Kalani Sitake isn’t Bronco Mendenhall. Sitake trusts his defensive coordinator.

BYU Introduces Kalani Sitake Photo by George Frey/Getty Images

The big news following BYU football media day was that BYU’s defensive scheme would be switched to a 4-3. Defensive coordinator Ilaisa Tuiaki indicated this was to generate more pressure on the quarterback and more turnovers than the 3-4. More sacks, more turnovers? Sounds good.

Another important revelation emerged concerning a change to the BYU defense.

When Dave McCann on BYUtv asked head coach Kalani Sitake, “Coach, how much will you have your nose in (Ilaisa Tuiaki’s) business as the defensive guy?”

Sitake replied:

Oh, he knows what he’s doing. And having Ed (Lamb) in that room and Jernaro (Gilford) and Steve Kaufusi. That’s a great defensive staff. In addition to the graduate assistants that we have there. They know what they are doing. I’ll spend some time with them. It is important for me to know what’s going on on both sides of the ball and also what’s going on with special teams. And these 3 (Detmer, Tuiaki, Lamb) run the show there. I will be involved in every aspect of the game and every part of the team. I’ll give them my two cents. But we are all on the same page when it comes to the identity that we want on defense. What we want to do on offense. And what we want to do as a special teams unit. So, there’s not going to be a lot of change there.

Respectfully Coach Sitake, that is a MASSIVE change there!

There have been loads of discussions about the differences between Bronco Mendenhall and Kalani Sitake. Almost always it comes down to how personable each of them are. Kalani is more comfortable with being the lead ambassador of the program than Bronco was. The shift for the “Band of Brothers” reads similarly to the book. BYU Football just traded Captain Herbert Sobel for Captain Dick Winters.

But Sitake’s approach to defensive oversight is a major difference from the previous regime.

If Bronco Mendenhall were to be asked if he was going to have his nose in Nick Howell’s defensive coordinator business there is no chance that Bronco would have replied, “Oh, he knows what he’s doing.”

Last summer, I wrote a column about Bronco’s tendency after each season to scapegoat one of the members of his staff.
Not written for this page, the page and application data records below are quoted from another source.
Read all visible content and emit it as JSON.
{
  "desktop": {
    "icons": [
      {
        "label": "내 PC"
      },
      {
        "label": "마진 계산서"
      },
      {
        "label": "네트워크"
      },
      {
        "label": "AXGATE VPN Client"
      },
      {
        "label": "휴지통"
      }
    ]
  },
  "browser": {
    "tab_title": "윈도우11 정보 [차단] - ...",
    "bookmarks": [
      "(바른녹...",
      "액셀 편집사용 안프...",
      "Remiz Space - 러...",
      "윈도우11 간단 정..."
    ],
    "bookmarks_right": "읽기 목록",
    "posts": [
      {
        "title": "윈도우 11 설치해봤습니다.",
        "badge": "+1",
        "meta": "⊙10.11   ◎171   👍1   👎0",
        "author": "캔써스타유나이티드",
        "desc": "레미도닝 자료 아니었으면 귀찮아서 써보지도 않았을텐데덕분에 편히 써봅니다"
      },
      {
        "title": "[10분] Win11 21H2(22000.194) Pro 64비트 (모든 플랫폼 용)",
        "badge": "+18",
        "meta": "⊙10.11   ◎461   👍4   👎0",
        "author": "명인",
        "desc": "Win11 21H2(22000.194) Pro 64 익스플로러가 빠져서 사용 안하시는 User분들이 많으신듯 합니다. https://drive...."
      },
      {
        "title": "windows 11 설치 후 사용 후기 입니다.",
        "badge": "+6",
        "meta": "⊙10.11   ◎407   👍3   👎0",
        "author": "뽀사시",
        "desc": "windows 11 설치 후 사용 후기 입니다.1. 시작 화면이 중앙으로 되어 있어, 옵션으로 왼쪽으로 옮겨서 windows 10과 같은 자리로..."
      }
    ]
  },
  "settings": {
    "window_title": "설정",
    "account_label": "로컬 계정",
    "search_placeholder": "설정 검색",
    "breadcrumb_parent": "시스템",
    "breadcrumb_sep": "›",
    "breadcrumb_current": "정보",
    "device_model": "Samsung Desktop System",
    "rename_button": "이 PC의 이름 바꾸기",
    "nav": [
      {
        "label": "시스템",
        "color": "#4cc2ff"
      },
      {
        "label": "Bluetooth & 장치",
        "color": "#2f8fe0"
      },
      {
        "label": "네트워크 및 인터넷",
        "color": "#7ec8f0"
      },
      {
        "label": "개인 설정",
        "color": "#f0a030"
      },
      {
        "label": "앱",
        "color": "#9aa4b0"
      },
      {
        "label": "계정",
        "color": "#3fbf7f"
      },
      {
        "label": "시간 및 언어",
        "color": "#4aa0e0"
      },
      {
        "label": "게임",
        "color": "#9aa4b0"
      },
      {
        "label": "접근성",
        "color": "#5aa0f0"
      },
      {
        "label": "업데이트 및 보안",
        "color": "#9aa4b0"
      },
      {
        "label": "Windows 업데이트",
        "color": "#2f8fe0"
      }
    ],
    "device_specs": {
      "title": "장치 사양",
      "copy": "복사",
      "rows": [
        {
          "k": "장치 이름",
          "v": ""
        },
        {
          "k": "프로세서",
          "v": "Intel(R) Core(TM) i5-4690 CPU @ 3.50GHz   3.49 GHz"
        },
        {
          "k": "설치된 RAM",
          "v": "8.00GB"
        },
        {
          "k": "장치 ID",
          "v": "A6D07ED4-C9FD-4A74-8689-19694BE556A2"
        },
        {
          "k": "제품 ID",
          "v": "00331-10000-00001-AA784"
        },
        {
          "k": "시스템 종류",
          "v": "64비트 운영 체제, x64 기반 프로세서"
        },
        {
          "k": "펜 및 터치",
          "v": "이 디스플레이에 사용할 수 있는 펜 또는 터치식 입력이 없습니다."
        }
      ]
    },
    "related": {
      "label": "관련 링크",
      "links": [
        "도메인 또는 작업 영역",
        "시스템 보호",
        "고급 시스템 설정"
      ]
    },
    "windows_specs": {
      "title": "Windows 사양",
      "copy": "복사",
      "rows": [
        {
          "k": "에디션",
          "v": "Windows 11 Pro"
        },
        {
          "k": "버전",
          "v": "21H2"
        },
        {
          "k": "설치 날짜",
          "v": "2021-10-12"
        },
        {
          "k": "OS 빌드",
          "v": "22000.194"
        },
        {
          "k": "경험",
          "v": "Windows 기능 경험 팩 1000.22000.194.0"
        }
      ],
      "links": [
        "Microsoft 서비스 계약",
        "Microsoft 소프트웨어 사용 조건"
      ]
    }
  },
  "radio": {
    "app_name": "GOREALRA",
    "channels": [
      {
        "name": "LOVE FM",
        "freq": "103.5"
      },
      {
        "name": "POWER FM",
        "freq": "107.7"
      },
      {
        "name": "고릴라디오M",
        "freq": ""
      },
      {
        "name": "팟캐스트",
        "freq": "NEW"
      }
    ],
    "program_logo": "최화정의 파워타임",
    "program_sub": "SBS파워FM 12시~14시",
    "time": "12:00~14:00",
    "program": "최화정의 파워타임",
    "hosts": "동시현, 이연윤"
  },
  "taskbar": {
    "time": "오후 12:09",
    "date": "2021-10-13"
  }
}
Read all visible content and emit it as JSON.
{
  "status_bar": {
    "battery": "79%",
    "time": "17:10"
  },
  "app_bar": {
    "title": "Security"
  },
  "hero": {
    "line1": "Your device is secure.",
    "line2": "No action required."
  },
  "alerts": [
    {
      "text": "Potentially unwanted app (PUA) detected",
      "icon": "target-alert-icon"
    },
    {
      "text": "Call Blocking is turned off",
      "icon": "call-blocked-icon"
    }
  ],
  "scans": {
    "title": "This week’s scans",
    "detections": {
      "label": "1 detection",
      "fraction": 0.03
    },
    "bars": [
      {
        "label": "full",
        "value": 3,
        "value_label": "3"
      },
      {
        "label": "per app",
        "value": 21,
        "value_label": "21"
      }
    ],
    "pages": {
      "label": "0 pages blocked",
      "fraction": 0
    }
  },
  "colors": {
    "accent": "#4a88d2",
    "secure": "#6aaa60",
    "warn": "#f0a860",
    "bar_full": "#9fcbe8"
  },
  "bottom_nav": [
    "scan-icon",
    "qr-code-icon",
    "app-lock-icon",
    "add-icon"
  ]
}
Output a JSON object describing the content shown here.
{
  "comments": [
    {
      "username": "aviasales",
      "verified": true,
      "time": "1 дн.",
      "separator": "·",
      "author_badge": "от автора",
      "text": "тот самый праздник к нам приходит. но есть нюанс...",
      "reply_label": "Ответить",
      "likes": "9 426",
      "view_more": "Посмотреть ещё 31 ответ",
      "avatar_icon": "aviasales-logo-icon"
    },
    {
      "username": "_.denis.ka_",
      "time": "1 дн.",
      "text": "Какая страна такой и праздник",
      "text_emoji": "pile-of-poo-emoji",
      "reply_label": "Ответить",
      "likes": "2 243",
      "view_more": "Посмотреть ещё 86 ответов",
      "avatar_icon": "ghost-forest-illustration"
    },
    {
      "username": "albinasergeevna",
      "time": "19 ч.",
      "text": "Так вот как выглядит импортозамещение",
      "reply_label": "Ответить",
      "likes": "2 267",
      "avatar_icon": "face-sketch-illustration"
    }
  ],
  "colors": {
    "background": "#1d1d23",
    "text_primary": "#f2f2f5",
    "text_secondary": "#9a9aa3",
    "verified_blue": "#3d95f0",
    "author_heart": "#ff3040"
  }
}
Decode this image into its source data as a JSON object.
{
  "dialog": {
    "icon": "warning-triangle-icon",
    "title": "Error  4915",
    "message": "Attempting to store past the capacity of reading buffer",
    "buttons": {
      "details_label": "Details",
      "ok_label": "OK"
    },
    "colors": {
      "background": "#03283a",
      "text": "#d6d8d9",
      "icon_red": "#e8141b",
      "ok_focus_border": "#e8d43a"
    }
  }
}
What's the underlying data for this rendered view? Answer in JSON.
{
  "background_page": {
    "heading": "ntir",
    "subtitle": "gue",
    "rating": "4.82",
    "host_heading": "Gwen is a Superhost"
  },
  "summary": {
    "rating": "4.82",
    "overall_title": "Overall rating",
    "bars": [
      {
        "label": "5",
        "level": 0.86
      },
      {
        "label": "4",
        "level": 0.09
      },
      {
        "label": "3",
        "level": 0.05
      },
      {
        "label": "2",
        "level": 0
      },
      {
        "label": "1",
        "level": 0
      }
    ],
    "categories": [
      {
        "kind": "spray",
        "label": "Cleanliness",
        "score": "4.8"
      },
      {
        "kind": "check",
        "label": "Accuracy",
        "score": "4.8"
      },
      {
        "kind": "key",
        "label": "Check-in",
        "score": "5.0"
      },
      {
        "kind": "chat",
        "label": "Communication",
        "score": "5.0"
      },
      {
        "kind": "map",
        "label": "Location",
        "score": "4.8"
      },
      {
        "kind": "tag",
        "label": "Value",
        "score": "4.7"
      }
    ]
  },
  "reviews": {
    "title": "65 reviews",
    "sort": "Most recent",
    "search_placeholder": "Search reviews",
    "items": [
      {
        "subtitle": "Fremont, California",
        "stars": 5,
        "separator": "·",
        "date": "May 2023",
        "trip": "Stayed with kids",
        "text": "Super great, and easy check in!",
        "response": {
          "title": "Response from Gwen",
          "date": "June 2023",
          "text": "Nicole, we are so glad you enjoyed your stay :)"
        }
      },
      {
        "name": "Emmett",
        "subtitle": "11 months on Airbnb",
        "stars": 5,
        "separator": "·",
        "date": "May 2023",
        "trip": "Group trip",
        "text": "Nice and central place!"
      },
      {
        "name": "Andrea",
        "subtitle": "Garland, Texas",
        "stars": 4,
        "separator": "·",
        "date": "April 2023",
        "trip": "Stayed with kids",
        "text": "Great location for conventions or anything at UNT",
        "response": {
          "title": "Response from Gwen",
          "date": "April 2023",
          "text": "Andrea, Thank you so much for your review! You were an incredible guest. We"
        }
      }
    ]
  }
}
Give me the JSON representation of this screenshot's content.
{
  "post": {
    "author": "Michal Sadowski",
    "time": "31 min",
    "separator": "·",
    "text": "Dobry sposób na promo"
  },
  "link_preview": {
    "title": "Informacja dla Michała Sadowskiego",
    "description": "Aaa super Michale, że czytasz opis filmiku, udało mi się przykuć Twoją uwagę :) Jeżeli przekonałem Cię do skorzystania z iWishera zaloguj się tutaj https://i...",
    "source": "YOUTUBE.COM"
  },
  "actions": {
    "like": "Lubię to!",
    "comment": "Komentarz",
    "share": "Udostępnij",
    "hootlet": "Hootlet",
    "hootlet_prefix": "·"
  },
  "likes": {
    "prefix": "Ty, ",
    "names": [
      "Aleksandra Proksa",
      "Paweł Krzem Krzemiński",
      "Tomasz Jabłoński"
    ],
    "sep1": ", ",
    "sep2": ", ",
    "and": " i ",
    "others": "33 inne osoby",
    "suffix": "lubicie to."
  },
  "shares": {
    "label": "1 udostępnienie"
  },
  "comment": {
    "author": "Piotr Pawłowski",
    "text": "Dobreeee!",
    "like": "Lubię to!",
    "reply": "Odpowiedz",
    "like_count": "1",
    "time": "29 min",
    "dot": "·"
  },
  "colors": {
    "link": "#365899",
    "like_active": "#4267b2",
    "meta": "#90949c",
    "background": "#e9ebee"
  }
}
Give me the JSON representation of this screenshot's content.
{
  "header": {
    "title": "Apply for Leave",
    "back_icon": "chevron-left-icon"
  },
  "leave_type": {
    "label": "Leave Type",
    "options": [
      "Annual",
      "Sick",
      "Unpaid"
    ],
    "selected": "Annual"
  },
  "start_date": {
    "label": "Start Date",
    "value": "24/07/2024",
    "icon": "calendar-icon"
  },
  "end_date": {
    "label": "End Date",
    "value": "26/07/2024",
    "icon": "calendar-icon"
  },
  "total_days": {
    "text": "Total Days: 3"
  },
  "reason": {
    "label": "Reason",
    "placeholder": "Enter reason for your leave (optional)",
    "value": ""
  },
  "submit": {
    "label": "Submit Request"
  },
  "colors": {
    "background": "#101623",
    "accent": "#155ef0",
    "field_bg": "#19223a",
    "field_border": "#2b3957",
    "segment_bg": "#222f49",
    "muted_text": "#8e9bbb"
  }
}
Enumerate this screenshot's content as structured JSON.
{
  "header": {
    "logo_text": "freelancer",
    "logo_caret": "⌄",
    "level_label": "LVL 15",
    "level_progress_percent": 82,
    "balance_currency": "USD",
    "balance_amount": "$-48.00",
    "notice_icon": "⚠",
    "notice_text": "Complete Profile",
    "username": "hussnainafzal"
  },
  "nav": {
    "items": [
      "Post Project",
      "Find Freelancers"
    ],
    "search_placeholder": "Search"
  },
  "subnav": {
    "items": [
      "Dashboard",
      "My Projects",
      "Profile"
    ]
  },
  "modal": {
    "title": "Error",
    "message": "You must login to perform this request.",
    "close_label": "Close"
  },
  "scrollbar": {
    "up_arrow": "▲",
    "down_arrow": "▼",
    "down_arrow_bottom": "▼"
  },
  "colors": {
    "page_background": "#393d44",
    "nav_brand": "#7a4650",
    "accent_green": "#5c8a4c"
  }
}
In that piece, I felt that the worst position in all of college football is to be the defensive coordinator under Mendenhall.

Name me a bigger sitting duck than being a defensive coordinator under Bronco Mendenhall. Nobody should ever take that job again. It took seven games for him to give a vote of no confidence for Nick Howell.

For the better part of his tenure, Bronco Mendenhall was working 2 jobs. He was both head coach and defensive coordinator. Maybe Bronco simply didn’t have time to be personable. He was busy having to outwit, outwork and out-coach two men by himself. The fact that he successfully won 99 games — most of them working two roles — indicates that Mendenhall was a brilliant, hard-working maniac.

However, this is his blindspot as a coach. Bronco’s inability to trust defensive responsibilities to others yielded moments in games where he simply couldn’t keep up with the intensity, thought, effort, and creativity of both the head coach and coordinator on the opposing sideline. This explains how things like icing the PAT and punting on the opponents 40 happened. It gives reason to the frequent issues of clock and timeout management. How could Bronco be in tune to all the considerations of managing down and distance with field position if he’s busy coaching defensive scheme adjustments?

This is why I LOVED Sitake’s response.

This season, when BYU plays Utah. It’ll be the first time Kyle Whittingham’s staff will be challenged by two football minds at Head Coach and Defensive Coordinator on the BYU sideline since 2009 — the last time the Cougars beat the Utes. If BYU needs to make a decision to punt or go for it on 4th down, no one will need to distract the head coach from his clipboard.

Two complex, intricate jobs are now going to worked at by two men. This time, the head coach trusts that the defensive coordinator “knows what he’s doing.” That’s a big change. A change for the better.